Some say that the IT Girl title is demeaning. That it reduces the creative woman to only her appearance– to only her zest and verve and not her substance. She becomes simply a mannequin for the clothes– a model to sell the product.
Alexa Chung, one of the biggest IT Girls of my generation, once said “I used to have a voice— because I was interviewing people and writing, but as soon as I got swept up in the fashion world, I was just a pretty girl at a party wearing a pretty dress. You’re demoted to being an IT Girl that’s not worth anything other than the outfit on your back.”
The fashion component of IT Girls has been around since the beginning. Elinor Glyn, who wrote the book and screenplay for It (1927) was the younger sister of couturier Lucile, Lady Duff-Gordon.
Lucile managed high-end, exclusive salons in London, Paris and New York and was the pioneer of the modern day runway show. She was the first designer to present her collections on a stage with theatrical elements.
Lucile clothed any IT Girl worth her salt at the time. This helped to set the precedent for gorgeous, charismatic women of the future to need to be fashionable.
Chloë Sevigny is perhaps the most predominant fashion IT darling of my era. Starting with her debut in Sonic Youth’s “Sugar Kane” music video, adorned (at least most of the time) in Perry Ellis by Marc Jacobs. Sevigny helmed the grunge look of the decade.
She had that underground, cooler-than-you mystique that everyone else wanted. She was effortlessly stylish and could pull off a shaved head and baggy clothes while still feeling feminine and sweet.
The attention she garnered from the Media thrust her into one fashion campaign after the other. She created her own line with Opening Ceremony and eventually, ironically, Chloë became the face of Chloé, the French luxury fashion house.
Her relationship with Harmony Korine and subsequent feature role in Kids (1995) gave her credibility in the film industry and momentum that led her to racking up multiple roles in cult films like Gummo (1997), American Psycho (2000), Zodiac (2007) and The Act (2019).
Sevigny was able to turn her 90’s IT Girl spark into a steady flame as an enduring style icon and actress.
Now, I started this exploration into the IT Girl initially because of the resurgence of Twee on Tiktok. For those of you that don’t know- “Twee” is a kitschy style genre that was popular in the early 2010’s. Think- Zooey Deschanel, Oxford shoes, ukuleles and modcloth dot com.
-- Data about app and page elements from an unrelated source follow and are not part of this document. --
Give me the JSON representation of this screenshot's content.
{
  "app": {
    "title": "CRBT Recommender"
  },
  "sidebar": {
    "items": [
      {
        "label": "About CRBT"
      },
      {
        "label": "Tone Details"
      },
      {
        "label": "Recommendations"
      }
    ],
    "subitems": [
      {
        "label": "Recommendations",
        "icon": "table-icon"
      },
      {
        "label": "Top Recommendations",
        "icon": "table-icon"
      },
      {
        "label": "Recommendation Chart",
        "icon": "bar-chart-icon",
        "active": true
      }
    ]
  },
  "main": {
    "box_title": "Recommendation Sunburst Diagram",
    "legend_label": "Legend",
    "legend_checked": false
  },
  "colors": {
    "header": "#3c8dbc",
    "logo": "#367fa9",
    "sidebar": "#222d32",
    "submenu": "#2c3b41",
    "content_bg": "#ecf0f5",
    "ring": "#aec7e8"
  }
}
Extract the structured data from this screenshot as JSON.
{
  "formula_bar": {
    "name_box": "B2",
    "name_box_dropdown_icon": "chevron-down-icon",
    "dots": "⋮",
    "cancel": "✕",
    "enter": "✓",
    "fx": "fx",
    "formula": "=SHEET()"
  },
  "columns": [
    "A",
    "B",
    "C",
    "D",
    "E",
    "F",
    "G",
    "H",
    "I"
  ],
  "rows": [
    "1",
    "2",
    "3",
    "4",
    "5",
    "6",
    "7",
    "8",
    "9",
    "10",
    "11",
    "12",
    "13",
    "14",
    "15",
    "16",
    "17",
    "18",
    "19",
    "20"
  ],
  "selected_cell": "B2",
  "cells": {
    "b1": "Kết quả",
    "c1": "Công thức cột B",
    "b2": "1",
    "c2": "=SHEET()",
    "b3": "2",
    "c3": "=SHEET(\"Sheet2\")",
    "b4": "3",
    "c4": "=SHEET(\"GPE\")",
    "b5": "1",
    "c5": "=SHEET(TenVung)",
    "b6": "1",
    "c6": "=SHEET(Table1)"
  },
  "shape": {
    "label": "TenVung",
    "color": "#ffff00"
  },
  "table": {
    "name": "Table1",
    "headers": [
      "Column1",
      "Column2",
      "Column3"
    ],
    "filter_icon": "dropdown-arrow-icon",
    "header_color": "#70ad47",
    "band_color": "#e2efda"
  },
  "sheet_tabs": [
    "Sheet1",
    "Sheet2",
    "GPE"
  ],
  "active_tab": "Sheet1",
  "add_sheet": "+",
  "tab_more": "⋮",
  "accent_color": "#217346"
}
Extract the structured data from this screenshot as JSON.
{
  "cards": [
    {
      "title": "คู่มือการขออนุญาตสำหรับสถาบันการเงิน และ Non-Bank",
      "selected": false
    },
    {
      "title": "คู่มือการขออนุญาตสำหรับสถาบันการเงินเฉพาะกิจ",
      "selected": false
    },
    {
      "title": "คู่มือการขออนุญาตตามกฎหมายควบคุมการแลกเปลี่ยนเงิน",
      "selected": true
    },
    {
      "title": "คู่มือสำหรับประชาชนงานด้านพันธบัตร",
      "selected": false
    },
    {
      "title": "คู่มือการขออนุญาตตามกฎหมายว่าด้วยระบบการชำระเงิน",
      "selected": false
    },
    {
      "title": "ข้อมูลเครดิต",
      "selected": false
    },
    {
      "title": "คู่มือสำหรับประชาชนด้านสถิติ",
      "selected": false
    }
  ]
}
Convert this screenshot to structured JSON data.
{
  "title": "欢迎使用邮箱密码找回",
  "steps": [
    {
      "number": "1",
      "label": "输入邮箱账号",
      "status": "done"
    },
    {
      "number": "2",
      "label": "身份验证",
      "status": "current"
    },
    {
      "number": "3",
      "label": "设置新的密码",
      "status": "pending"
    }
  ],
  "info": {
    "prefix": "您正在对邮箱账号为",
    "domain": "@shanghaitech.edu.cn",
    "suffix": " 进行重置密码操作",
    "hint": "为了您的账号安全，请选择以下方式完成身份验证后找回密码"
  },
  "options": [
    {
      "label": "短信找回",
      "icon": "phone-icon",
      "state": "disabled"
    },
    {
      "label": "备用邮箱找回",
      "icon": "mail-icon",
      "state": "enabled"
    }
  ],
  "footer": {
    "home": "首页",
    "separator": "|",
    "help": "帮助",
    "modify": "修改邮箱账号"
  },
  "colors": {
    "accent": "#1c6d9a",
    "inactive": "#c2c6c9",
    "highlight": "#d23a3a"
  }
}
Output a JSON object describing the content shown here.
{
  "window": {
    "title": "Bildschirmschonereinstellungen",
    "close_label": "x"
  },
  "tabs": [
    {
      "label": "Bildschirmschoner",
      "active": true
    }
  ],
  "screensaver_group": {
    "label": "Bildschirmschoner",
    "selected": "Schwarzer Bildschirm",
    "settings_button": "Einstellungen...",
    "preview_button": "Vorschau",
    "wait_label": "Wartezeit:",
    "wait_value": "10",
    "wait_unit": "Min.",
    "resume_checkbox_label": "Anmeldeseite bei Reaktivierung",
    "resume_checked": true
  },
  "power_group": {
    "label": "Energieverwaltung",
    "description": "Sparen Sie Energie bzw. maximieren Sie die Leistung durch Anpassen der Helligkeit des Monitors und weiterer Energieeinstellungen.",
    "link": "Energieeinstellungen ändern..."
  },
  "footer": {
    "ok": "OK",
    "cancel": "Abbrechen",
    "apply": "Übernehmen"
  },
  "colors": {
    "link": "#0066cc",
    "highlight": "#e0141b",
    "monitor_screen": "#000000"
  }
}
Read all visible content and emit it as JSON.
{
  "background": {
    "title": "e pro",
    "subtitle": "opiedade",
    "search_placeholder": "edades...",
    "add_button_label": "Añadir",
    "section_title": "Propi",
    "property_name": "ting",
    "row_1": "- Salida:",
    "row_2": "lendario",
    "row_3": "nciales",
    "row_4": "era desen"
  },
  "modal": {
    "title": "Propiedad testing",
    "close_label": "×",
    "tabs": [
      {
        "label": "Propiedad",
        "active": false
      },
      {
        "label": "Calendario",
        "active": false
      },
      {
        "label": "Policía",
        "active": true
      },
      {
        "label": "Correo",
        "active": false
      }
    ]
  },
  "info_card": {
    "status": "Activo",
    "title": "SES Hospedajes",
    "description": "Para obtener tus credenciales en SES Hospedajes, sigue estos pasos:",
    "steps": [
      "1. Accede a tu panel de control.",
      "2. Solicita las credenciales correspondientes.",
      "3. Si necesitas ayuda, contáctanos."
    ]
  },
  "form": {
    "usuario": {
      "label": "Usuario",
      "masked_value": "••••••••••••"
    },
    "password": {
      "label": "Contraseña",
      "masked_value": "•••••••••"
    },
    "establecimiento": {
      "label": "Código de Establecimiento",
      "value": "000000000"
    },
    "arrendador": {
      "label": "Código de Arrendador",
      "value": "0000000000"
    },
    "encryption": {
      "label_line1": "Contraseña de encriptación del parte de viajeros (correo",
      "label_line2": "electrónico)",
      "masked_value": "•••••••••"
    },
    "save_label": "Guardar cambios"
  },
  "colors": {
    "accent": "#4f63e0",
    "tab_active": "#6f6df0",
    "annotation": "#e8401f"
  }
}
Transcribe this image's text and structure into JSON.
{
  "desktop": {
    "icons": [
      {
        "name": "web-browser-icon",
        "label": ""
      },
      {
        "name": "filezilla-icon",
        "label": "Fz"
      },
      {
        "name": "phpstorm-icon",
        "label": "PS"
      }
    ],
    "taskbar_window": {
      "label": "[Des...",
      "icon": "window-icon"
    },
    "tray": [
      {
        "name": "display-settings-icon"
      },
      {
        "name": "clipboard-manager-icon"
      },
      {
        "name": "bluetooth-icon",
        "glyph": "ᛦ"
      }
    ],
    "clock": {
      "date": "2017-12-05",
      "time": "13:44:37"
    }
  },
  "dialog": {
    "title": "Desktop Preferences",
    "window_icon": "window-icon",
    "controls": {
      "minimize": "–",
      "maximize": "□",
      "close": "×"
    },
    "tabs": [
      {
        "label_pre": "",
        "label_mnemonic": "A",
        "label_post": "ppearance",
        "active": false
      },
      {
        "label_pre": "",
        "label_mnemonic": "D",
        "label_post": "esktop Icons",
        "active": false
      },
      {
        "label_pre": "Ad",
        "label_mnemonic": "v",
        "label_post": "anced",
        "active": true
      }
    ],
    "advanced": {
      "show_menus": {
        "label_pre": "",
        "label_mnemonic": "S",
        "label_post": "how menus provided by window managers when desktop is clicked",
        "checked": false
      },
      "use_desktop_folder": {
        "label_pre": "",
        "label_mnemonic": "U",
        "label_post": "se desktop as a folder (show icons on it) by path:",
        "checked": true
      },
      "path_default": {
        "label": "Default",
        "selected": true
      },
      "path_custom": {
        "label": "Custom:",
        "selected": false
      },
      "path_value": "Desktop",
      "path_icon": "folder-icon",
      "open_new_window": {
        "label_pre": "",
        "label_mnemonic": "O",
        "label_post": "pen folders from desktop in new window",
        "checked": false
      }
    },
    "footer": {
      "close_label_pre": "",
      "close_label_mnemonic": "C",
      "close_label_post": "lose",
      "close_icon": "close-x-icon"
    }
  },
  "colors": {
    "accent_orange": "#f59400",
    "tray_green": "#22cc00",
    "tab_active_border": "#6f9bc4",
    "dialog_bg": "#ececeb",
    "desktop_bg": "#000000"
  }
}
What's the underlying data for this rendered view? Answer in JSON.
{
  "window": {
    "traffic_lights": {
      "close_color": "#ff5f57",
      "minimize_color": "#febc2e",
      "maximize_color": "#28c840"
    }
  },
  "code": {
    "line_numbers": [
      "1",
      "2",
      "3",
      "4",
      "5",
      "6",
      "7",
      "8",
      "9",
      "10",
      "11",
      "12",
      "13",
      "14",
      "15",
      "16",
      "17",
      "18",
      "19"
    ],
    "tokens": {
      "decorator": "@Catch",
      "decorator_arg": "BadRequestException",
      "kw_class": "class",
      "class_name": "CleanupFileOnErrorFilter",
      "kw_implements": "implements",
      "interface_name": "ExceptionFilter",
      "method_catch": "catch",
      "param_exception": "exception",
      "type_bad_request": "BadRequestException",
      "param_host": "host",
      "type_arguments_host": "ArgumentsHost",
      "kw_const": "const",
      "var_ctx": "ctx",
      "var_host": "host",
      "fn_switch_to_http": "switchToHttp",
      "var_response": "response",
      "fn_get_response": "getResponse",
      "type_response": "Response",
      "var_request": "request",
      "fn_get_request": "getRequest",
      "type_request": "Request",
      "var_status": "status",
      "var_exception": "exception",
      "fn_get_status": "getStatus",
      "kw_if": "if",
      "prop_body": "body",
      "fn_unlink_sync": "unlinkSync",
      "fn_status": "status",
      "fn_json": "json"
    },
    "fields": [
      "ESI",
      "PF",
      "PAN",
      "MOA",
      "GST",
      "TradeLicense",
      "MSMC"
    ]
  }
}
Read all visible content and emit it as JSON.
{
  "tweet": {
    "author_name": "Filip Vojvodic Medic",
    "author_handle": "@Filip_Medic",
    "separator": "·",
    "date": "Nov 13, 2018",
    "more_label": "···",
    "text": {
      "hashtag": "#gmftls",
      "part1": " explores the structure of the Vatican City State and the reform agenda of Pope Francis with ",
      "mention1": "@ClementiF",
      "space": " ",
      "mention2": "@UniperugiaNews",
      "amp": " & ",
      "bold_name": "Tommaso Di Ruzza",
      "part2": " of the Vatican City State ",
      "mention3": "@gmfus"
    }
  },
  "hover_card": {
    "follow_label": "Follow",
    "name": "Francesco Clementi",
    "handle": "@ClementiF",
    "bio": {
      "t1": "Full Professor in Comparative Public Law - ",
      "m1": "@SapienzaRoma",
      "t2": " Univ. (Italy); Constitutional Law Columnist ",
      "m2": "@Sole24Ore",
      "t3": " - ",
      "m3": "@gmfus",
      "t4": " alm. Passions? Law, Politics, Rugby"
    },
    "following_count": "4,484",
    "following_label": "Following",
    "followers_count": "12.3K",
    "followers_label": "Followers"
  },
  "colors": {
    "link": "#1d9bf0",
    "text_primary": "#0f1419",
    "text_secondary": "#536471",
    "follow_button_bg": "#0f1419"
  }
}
This got me thinking about how I dressed during that time and namely, my obsession with Alexa Chung (who is, safe to say, an ardent Twee fan herself).
In 2013, Chung released her memoir, aptly titled- it. Inside, she talks candidly about her life, her love affairs and her taste in both clothes and music. Basically, churning out the absolute perfect fodder for her vying fans, desperate to know more about the inner workings of this elusive and off-beat cool girl.
This got me thinking about the changing landscape of celebrity. Basically, if Alexa Chung hit the scene today, would she have to try so hard? Would she have to do years of fashion shows and television gigs or could she just go viral on her tiktok account?
The question I am left with is– has reaching ‘IT Girl status’ become even easier and more accessible in the digital age? Or has the internet flooded our eyes with too many eager, fashionable girls vying for attention that it is now nearly impossible to truly be noticed?
Thanks for reading Dilettante.! Subscribe for free to receive new posts and support my work.